START Records supplied
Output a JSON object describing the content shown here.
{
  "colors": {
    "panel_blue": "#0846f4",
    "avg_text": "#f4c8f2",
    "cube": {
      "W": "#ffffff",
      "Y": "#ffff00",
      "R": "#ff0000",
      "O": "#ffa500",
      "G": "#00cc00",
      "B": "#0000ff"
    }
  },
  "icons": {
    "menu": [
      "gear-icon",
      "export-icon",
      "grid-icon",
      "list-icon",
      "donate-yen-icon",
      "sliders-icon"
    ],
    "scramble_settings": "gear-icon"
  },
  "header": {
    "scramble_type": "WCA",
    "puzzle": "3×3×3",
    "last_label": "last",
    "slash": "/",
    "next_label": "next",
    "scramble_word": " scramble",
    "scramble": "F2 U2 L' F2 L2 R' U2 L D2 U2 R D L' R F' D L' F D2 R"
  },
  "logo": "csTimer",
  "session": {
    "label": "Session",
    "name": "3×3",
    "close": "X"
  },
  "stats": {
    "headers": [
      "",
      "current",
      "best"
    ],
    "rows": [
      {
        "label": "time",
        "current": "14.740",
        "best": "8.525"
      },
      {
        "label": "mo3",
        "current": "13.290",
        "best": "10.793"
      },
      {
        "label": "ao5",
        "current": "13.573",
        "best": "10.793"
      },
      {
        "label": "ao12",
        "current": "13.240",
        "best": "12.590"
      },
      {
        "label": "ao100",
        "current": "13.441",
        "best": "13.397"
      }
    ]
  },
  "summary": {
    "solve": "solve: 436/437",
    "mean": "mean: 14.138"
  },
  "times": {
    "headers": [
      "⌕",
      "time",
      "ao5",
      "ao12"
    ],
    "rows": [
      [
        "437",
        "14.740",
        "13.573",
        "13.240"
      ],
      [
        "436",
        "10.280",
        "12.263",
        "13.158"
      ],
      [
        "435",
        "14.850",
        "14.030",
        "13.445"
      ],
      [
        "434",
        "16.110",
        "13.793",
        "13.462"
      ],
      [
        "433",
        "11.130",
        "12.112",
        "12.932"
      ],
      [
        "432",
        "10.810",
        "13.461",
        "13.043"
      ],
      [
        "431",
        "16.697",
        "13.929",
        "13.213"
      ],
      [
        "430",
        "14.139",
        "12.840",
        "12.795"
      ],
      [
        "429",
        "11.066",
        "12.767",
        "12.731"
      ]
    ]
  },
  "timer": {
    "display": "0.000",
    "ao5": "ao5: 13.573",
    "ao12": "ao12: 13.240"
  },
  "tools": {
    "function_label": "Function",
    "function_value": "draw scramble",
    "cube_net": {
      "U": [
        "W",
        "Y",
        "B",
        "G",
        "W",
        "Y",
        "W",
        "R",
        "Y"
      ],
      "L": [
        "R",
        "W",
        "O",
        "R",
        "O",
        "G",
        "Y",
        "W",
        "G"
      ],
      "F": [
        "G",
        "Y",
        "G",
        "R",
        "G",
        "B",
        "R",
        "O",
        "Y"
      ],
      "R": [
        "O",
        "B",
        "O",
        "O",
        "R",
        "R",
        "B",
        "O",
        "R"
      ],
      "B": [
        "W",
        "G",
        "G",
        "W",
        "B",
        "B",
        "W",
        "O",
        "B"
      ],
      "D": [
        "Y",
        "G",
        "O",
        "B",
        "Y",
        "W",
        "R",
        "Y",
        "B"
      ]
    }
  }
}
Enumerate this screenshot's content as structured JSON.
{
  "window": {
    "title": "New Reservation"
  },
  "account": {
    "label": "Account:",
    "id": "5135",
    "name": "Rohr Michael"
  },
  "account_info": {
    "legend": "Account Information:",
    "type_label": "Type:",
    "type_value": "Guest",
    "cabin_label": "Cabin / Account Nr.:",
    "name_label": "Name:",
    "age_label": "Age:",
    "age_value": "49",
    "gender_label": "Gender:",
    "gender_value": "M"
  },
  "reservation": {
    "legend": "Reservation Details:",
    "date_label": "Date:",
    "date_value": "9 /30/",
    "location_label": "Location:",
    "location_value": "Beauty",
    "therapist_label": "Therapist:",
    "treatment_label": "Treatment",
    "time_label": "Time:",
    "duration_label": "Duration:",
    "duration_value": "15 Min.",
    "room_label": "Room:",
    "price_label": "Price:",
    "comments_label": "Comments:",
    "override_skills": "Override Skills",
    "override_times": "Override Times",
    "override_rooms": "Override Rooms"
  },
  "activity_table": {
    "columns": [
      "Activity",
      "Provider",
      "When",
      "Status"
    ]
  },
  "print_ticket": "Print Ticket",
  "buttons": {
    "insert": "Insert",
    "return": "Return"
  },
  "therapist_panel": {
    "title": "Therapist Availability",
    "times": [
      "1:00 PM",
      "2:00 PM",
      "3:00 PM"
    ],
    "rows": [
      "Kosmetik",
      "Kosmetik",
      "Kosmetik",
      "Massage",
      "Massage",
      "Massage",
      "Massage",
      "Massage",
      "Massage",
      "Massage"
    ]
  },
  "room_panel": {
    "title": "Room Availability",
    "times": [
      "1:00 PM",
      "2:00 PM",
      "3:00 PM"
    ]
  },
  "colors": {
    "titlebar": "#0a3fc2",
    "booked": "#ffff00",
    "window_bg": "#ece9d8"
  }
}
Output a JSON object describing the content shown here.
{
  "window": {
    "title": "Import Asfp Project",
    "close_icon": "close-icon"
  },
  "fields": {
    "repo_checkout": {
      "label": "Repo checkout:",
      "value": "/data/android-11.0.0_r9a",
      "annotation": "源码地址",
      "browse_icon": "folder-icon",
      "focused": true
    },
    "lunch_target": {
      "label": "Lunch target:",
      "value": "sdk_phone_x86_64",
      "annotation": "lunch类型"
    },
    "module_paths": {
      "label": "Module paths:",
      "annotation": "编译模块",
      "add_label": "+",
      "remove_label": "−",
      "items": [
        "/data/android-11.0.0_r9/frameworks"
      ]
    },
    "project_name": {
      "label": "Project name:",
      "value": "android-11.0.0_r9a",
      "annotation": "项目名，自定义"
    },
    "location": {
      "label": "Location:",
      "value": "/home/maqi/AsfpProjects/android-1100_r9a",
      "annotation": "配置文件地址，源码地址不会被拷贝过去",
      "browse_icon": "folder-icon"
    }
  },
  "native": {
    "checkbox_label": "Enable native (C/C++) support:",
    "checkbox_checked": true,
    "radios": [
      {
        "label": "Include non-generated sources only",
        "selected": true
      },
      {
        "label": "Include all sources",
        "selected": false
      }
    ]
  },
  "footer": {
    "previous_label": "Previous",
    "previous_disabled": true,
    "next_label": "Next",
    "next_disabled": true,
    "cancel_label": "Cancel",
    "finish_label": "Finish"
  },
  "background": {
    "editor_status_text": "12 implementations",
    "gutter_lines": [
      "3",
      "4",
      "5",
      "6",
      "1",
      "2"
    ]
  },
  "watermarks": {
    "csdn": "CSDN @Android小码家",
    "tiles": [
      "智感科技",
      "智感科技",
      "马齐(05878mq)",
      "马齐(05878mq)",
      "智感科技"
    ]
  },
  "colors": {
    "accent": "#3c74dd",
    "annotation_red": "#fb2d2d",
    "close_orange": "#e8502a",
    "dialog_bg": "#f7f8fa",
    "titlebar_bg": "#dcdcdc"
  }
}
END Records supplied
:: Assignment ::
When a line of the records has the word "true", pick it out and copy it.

:: Solution to this task ::
      "focused": true
    "checkbox_checked": true,
        "selected": true
    "previous_disabled": true,
    "next_disabled": true,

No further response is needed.